Thanks to the James Bond films Sean Connery had tremendous appeal at the box office. There was definitely a search for other vehicles for him to star in. The Hill made right after Goldfinger with Sidney Lumet directing was an exceptional picture but not real popular. A Fine Madness made after Thunderball was just kind of weird. The trailer shows Connery playing the part of a mad poet who seems to be punching a series of women in every scene. Shalako followed You Only Live Twice and is a much better fit for him. Here he plays a former cavalry man who keeps to himself. He spots a party of rich European dilatants who are hunting in Apache territory. Countess Brigitte Bardot has gone off with only one man for protection. The man is ruthlessly stacked out on a spear and left to die. Shalako rescues the Countess. Surrounded by the Apaches they give their word that they will leave. Once back at camp the pompous aristocrats refuse to be run off by a bunch of savages.

The rest of the film is a series of power shifts from the cowboys hired to escort the hunting party led by Stephen Boyd (Ben-Hur) to the rich hunters and finally to Shalako the only one who can hope to save them. Prior to the real fighting the script builds up the Apaches as a band of very fierce fighters. This is something that The Stalking Moon released the same year also did well. The action scenes were staged by Bond stuntman Bob Simmons.
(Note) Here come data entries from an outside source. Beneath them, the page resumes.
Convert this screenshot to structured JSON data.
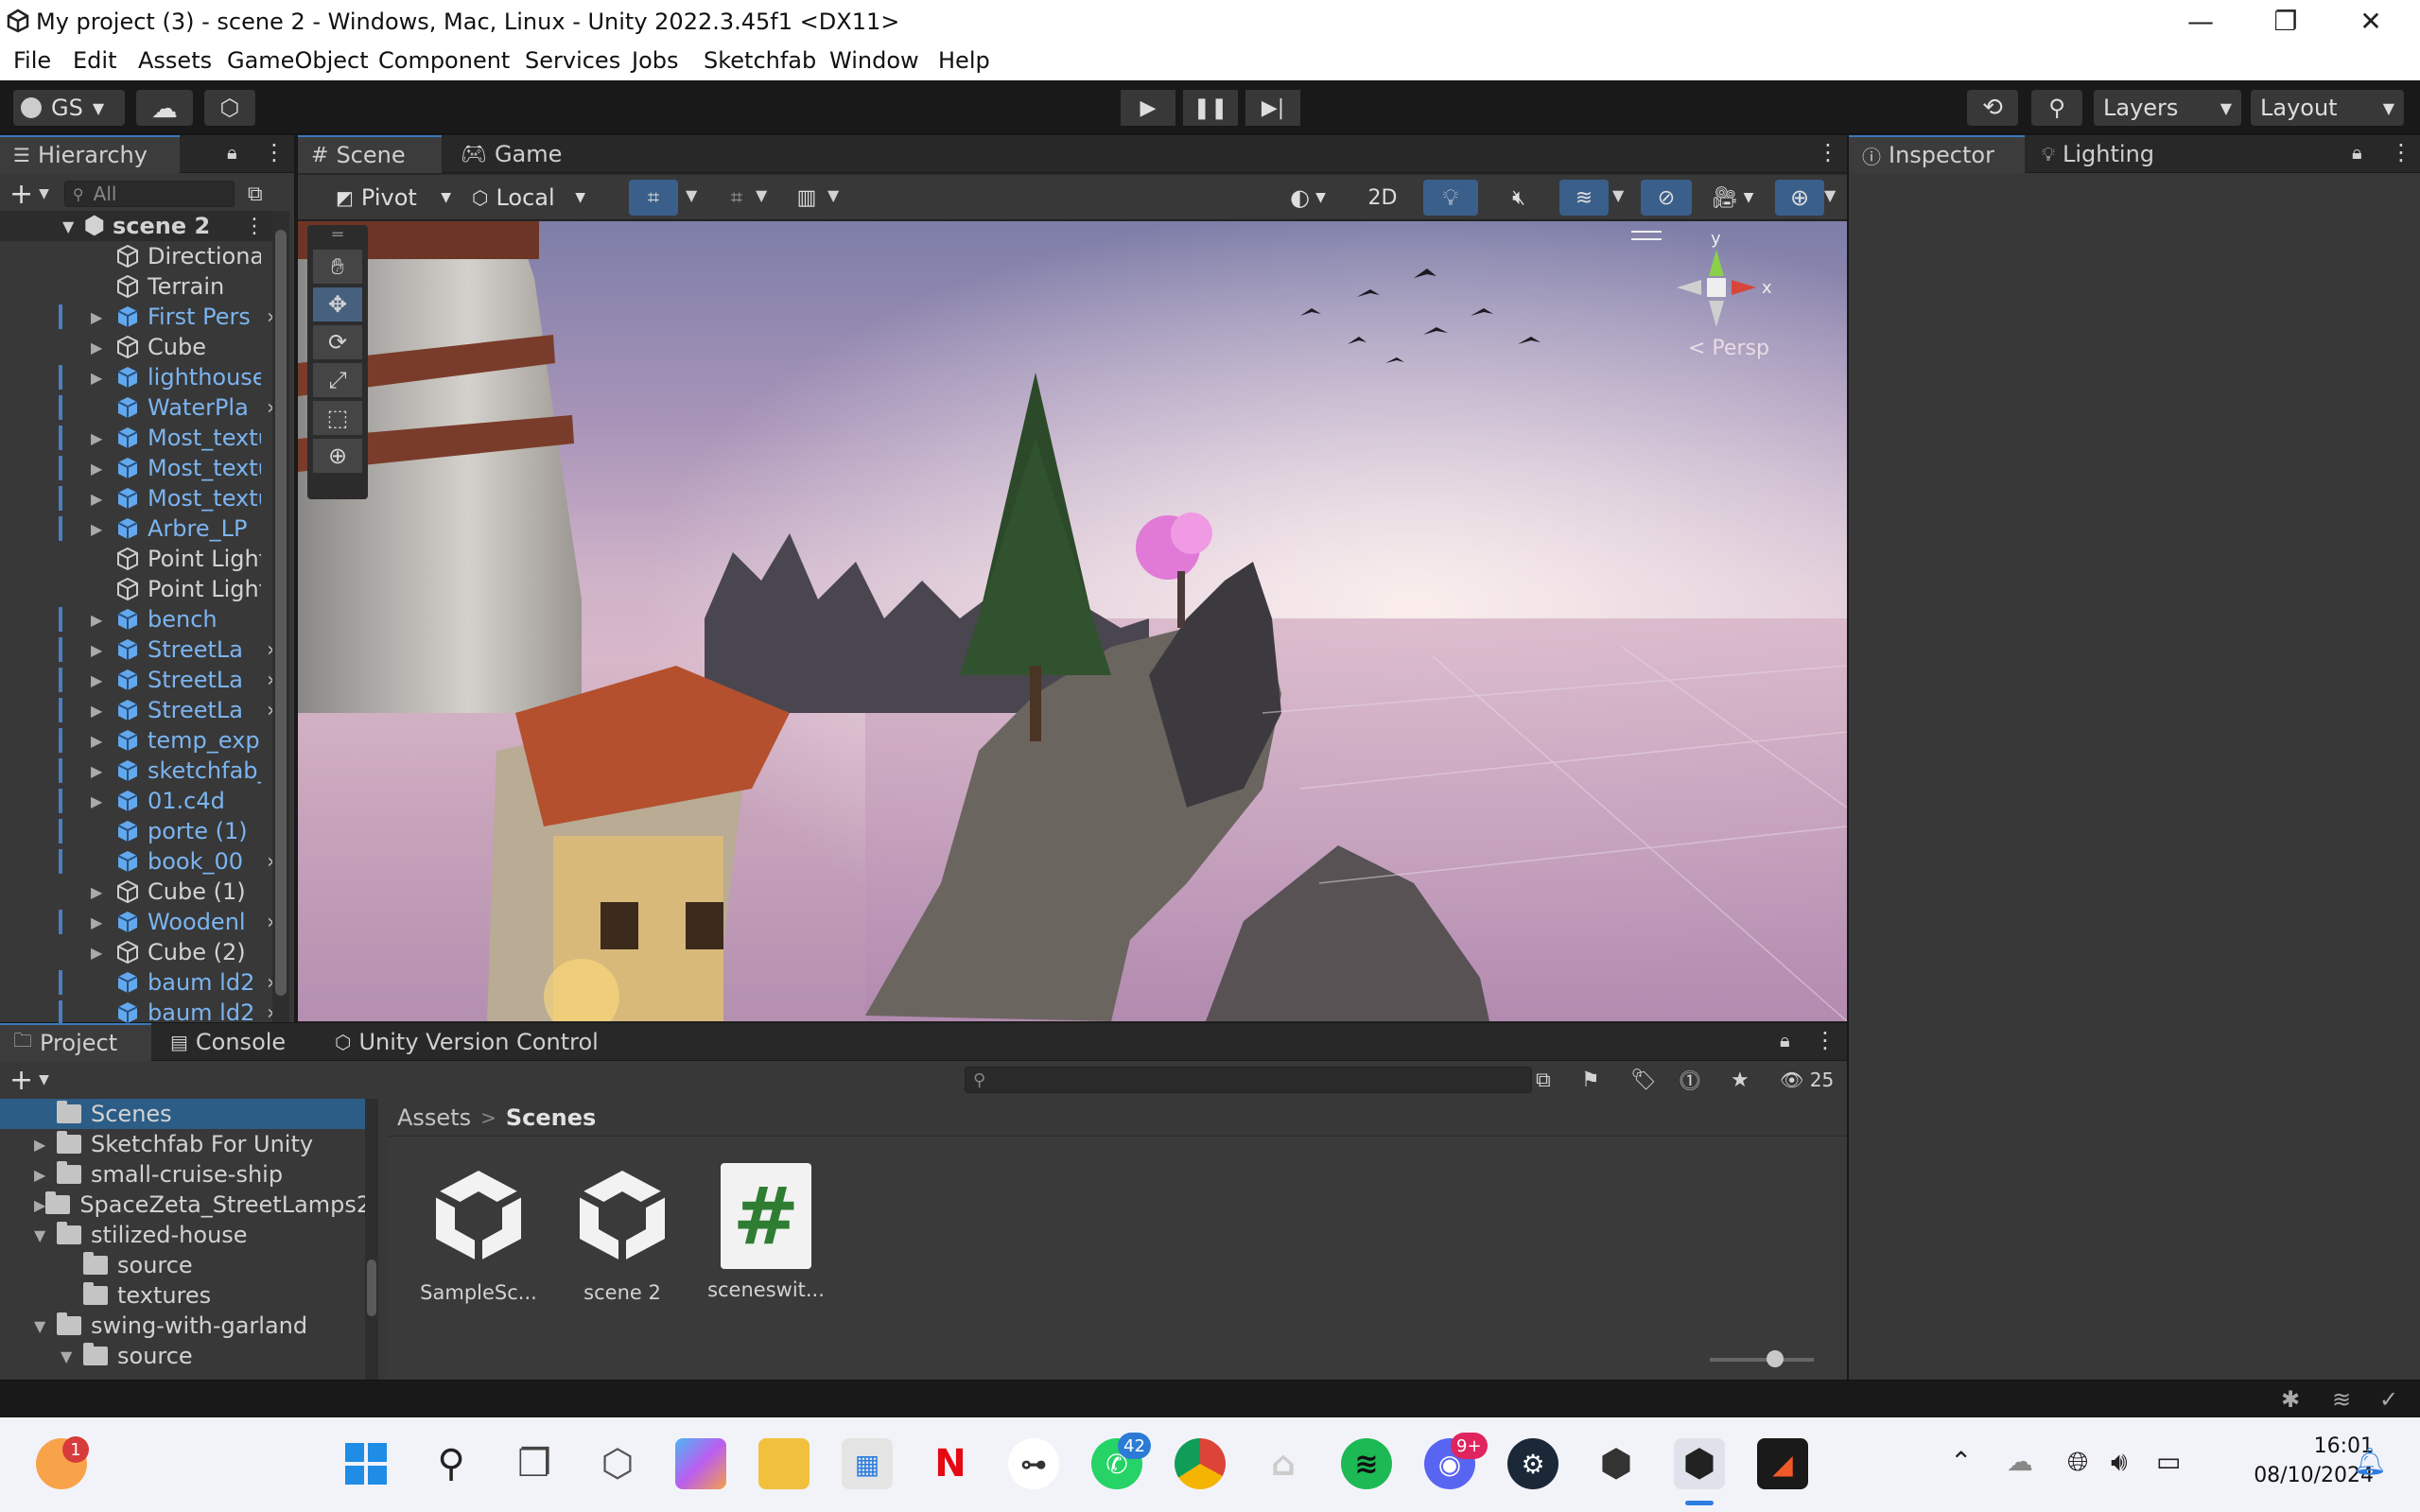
{
  "window": {
    "title": "My project (3) - scene 2 - Windows, Mac, Linux - Unity 2022.3.45f1 <DX11>",
    "minimize": "—",
    "maximize": "❐",
    "close": "✕"
  },
  "menu": [
    "File",
    "Edit",
    "Assets",
    "GameObject",
    "Component",
    "Services",
    "Jobs",
    "Sketchfab",
    "Window",
    "Help"
  ],
  "toolbar": {
    "account": "GS",
    "layers": "Layers",
    "layout": "Layout"
  },
  "hierarchy": {
    "tab": "Hierarchy",
    "search_placeholder": "All",
    "scene_name": "scene 2",
    "items": [
      {
        "label": "Directional",
        "prefab": false,
        "arrow": false,
        "more": false
      },
      {
        "label": "Terrain",
        "prefab": false,
        "arrow": false,
        "more": false
      },
      {
        "label": "First Pers",
        "prefab": true,
        "arrow": true,
        "more": true
      },
      {
        "label": "Cube",
        "prefab": false,
        "arrow": true,
        "more": false
      },
      {
        "label": "lighthouseF",
        "prefab": true,
        "arrow": true,
        "more": false
      },
      {
        "label": "WaterPla",
        "prefab": true,
        "arrow": false,
        "more": true
      },
      {
        "label": "Most_textur",
        "prefab": true,
        "arrow": true,
        "more": false
      },
      {
        "label": "Most_textur",
        "prefab": true,
        "arrow": true,
        "more": false
      },
      {
        "label": "Most_textur",
        "prefab": true,
        "arrow": true,
        "more": false
      },
      {
        "label": "Arbre_LP",
        "prefab": true,
        "arrow": true,
        "more": false
      },
      {
        "label": "Point Light",
        "prefab": false,
        "arrow": false,
        "more": false
      },
      {
        "label": "Point Light",
        "prefab": false,
        "arrow": false,
        "more": false
      },
      {
        "label": "bench",
        "prefab": true,
        "arrow": true,
        "more": false
      },
      {
        "label": "StreetLa",
        "prefab": true,
        "arrow": true,
        "more": true
      },
      {
        "label": "StreetLa",
        "prefab": true,
        "arrow": true,
        "more": true
      },
      {
        "label": "StreetLa",
        "prefab": true,
        "arrow": true,
        "more": true
      },
      {
        "label": "temp_expor",
        "prefab": true,
        "arrow": true,
        "more": false
      },
      {
        "label": "sketchfab_r",
        "prefab": true,
        "arrow": true,
        "more": false
      },
      {
        "label": "01.c4d",
        "prefab": true,
        "arrow": true,
        "more": false
      },
      {
        "label": "porte (1)",
        "prefab": true,
        "arrow": false,
        "more": false
      },
      {
        "label": "book_00",
        "prefab": true,
        "arrow": false,
        "more": true
      },
      {
        "label": "Cube (1)",
        "prefab": false,
        "arrow": true,
        "more": false
      },
      {
        "label": "Woodenl",
        "prefab": true,
        "arrow": true,
        "more": true
      },
      {
        "label": "Cube (2)",
        "prefab": false,
        "arrow": true,
        "more": false
      },
      {
        "label": "baum ld2",
        "prefab": true,
        "arrow": false,
        "more": true
      },
      {
        "label": "baum ld2",
        "prefab": true,
        "arrow": false,
        "more": true
      }
    ]
  },
  "scene": {
    "tab_scene": "Scene",
    "tab_game": "Game",
    "pivot": "Pivot",
    "local": "Local",
    "mode_2d": "2D",
    "persp": "< Persp",
    "gizmo_y": "y",
    "gizmo_x": "x"
  },
  "inspector": {
    "tab_inspector": "Inspector",
    "tab_lighting": "Lighting"
  },
  "project": {
    "tab_project": "Project",
    "tab_console": "Console",
    "tab_uvc": "Unity Version Control",
    "hidden_count": "25",
    "breadcrumb_root": "Assets",
    "breadcrumb_sep": ">",
    "breadcrumb_current": "Scenes",
    "tree": [
      {
        "label": "Scenes",
        "indent": 0,
        "arrow": "",
        "open": false,
        "selected": true
      },
      {
        "label": "Sketchfab For Unity",
        "indent": 0,
        "arrow": "▶",
        "open": false,
        "selected": false
      },
      {
        "label": "small-cruise-ship",
        "indent": 0,
        "arrow": "▶",
        "open": false,
        "selected": false
      },
      {
        "label": "SpaceZeta_StreetLamps2",
        "indent": 0,
        "arrow": "▶",
        "open": false,
        "selected": false
      },
      {
        "label": "stilized-house",
        "indent": 0,
        "arrow": "▼",
        "open": true,
        "selected": false
      },
      {
        "label": "source",
        "indent": 1,
        "arrow": "",
        "open": false,
        "selected": false
      },
      {
        "label": "textures",
        "indent": 1,
        "arrow": "",
        "open": false,
        "selected": false
      },
      {
        "label": "swing-with-garland",
        "indent": 0,
        "arrow": "▼",
        "open": true,
        "selected": false
      },
      {
        "label": "source",
        "indent": 1,
        "arrow": "▼",
        "open": true,
        "selected": false
      }
    ],
    "assets": [
      {
        "label": "SampleSc...",
        "kind": "unity-scene"
      },
      {
        "label": "scene 2",
        "kind": "unity-scene"
      },
      {
        "label": "sceneswit...",
        "kind": "csharp-script"
      }
    ]
  },
  "taskbar": {
    "badge_weather": "1",
    "badge_whatsapp": "42",
    "badge_discord": "9+",
    "time": "16:01",
    "date": "08/10/2024"
  }
}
His work is very assured and exciting. There is an extended scene where one of the women is tossed around and taunted as her clothes are ripped off. It’s an unsettling sequence that serves to place the attackers in a frightful light. In an interesting twist of character one of the elite hunters leads the party up a mountain to evade the coming onslaught. The party has to climb ropes and work their way up the treacherous mountain. The sight of someone dangling from a rope as they swing helplessly over the rocks below is a clever change of pace.

Sean Connery is a terrific lead. He is always commanding and cool. He rides well and is believable as a western hero. A brief bit of text at the beginning explaining how Europeans came to America then helps defray any qualms about his accent. Honor Blackman who appeared in Goldfinger with Connery plays against type as a distasteful manipulative bitch. Early on you know her character won’t make it through the picture. Woody Strode (The Professionals) who is always good to have on hand in any western winds up with the part of the leader of the marauding Apache. A bit of research reveals that the bulk of his party were made up of Gypsies local to the shooting location in Spain.  Shalako remains a decent western and one of the films that helped Connery to break away from the James Bond secret agent casting trap.
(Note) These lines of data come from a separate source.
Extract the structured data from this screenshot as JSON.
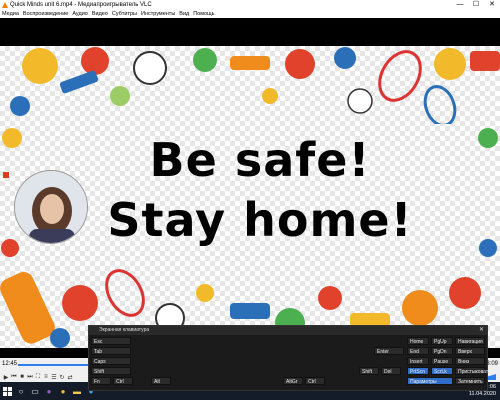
{
  "window": {
    "title": "Quick Minds unit 6.mp4 - Медиапроигрыватель VLC",
    "controls": [
      "—",
      "☐",
      "✕"
    ]
  },
  "menu": [
    "Медиа",
    "Воспроизведение",
    "Аудио",
    "Видео",
    "Субтитры",
    "Инструменты",
    "Вид",
    "Помощь"
  ],
  "video": {
    "line1": "Be safe!",
    "line2": "Stay home!"
  },
  "player": {
    "time_elapsed": "12:45",
    "time_total": "13:09",
    "progress": 0.97
  },
  "osk": {
    "title": "Экранная клавиатура",
    "rows": [
      [
        {
          "label": "Esc"
        }
      ],
      [
        {
          "label": "Tab"
        },
        {
          "label": "Enter"
        }
      ],
      [
        {
          "label": "Caps"
        }
      ],
      [
        {
          "label": "Shift"
        },
        {
          "label": "Shift"
        },
        {
          "label": "Del"
        }
      ],
      [
        {
          "label": "Fn"
        },
        {
          "label": "Ctrl"
        },
        {
          "label": "Alt"
        },
        {
          "label": "AltGr"
        },
        {
          "label": "Ctrl"
        }
      ]
    ],
    "nav_keys": [
      {
        "label": "Home"
      },
      {
        "label": "PgUp"
      },
      {
        "label": "Навигация"
      },
      {
        "label": "End"
      },
      {
        "label": "PgDn"
      },
      {
        "label": "Вверх"
      },
      {
        "label": "Insert"
      },
      {
        "label": "Pause"
      },
      {
        "label": "Вниз"
      },
      {
        "label": "PrtScn"
      },
      {
        "label": "ScrLk"
      },
      {
        "label": "Пристыковать"
      },
      {
        "label": "Параметры"
      },
      {
        "label": "Довод."
      },
      {
        "label": "Затемнить"
      }
    ]
  },
  "taskbar": {
    "time": "13:06",
    "date": "11.04.2020"
  }
}
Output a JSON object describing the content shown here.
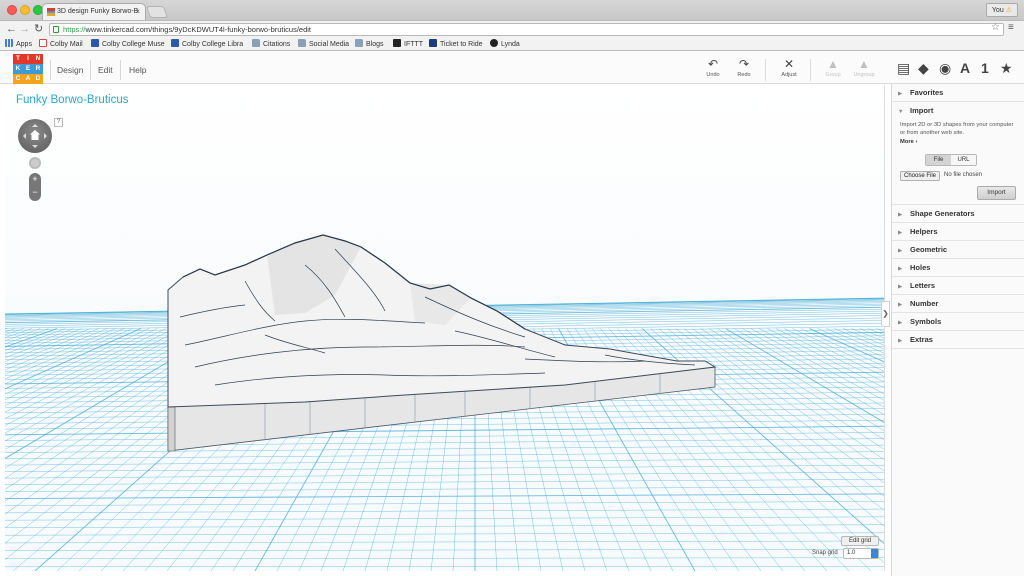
{
  "browser": {
    "tab_title": "3D design Funky Borwo-B",
    "url_protocol": "https://",
    "url_rest": "www.tinkercad.com/things/9yDcKDWUT4l-funky-borwo-bruticus/edit",
    "user_label": "You",
    "bookmarks": [
      {
        "label": "Apps",
        "icon": "apps-icon"
      },
      {
        "label": "Colby Mail",
        "icon": "gmail-icon"
      },
      {
        "label": "Colby College Muse",
        "icon": "museum-icon"
      },
      {
        "label": "Colby College Libra",
        "icon": "library-icon"
      },
      {
        "label": "Citations",
        "icon": "folder-icon"
      },
      {
        "label": "Social Media",
        "icon": "folder-icon"
      },
      {
        "label": "Blogs",
        "icon": "folder-icon"
      },
      {
        "label": "IFTTT",
        "icon": "ifttt-icon"
      },
      {
        "label": "Ticket to Ride",
        "icon": "ticket-icon"
      },
      {
        "label": "Lynda",
        "icon": "lynda-icon"
      }
    ]
  },
  "app": {
    "logo_letters": [
      "T",
      "I",
      "N",
      "K",
      "E",
      "R",
      "C",
      "A",
      "D"
    ],
    "logo_colors": [
      "#e1382b",
      "#e1382b",
      "#e1382b",
      "#3d9ad6",
      "#3d9ad6",
      "#3d9ad6",
      "#f2a51c",
      "#f2a51c",
      "#f2a51c"
    ],
    "menu": [
      "Design",
      "Edit",
      "Help"
    ],
    "tools": [
      {
        "label": "Undo",
        "icon": "undo-icon",
        "glyph": "↶",
        "enabled": true
      },
      {
        "label": "Redo",
        "icon": "redo-icon",
        "glyph": "↷",
        "enabled": true
      },
      {
        "label": "Adjust",
        "icon": "adjust-icon",
        "glyph": "✕",
        "enabled": true
      },
      {
        "label": "Group",
        "icon": "group-icon",
        "glyph": "▲",
        "enabled": false
      },
      {
        "label": "Ungroup",
        "icon": "ungroup-icon",
        "glyph": "▲",
        "enabled": false
      }
    ],
    "right_icons": [
      {
        "name": "book-icon",
        "glyph": "▤"
      },
      {
        "name": "cube-icon",
        "glyph": "◆"
      },
      {
        "name": "sphere-icon",
        "glyph": "◉"
      },
      {
        "name": "text-icon",
        "glyph": "A"
      },
      {
        "name": "number-icon",
        "glyph": "1"
      },
      {
        "name": "star-icon",
        "glyph": "★"
      }
    ]
  },
  "design": {
    "title": "Funky Borwo-Bruticus",
    "help": "?",
    "edit_grid": "Edit grid",
    "snap_label": "Snap grid",
    "snap_value": "1.0",
    "grid_color": "#3aa7d2"
  },
  "sidebar": {
    "favorites": "Favorites",
    "import": {
      "title": "Import",
      "description": "Import 2D or 3D shapes from your computer or from another web site.",
      "more": "More ›",
      "tab_file": "File",
      "tab_url": "URL",
      "choose_file": "Choose File",
      "no_file": "No file chosen",
      "button": "Import"
    },
    "sections": [
      "Shape Generators",
      "Helpers",
      "Geometric",
      "Holes",
      "Letters",
      "Number",
      "Symbols",
      "Extras"
    ]
  }
}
Video – 2.35:1
As the credits play it looks like we are going to be in for a rough ride. Titles get a trim off the top and sides. They are fair at best. However once the film proper starts with an exterior sunlit close up of Stephen Body things look a whole lot better. The bulk of the close ups and medium shots outside look good. Colors are fine and detail is okay. However some of the long distance shots appear soft and washed out. Landscapes which normally are striking in these films get a generally poor showing. Once in awhile we’ll see a beautiful looking wide shot but not all the time. Though the transfer may be fine the original elements offer up an inconsistent image. It is always watchable but often feels lacking.

Audio – DTS with subtitles offered in English
Dialogue is clear enough and easy to follow. There is a real plethora of accents flying about here.

Extras – Commentary by Alex Cox, Trailers

On a scale of Poor, Fair, Good, Excellent, Classic :

Blu-Ray – Good

Movie – Good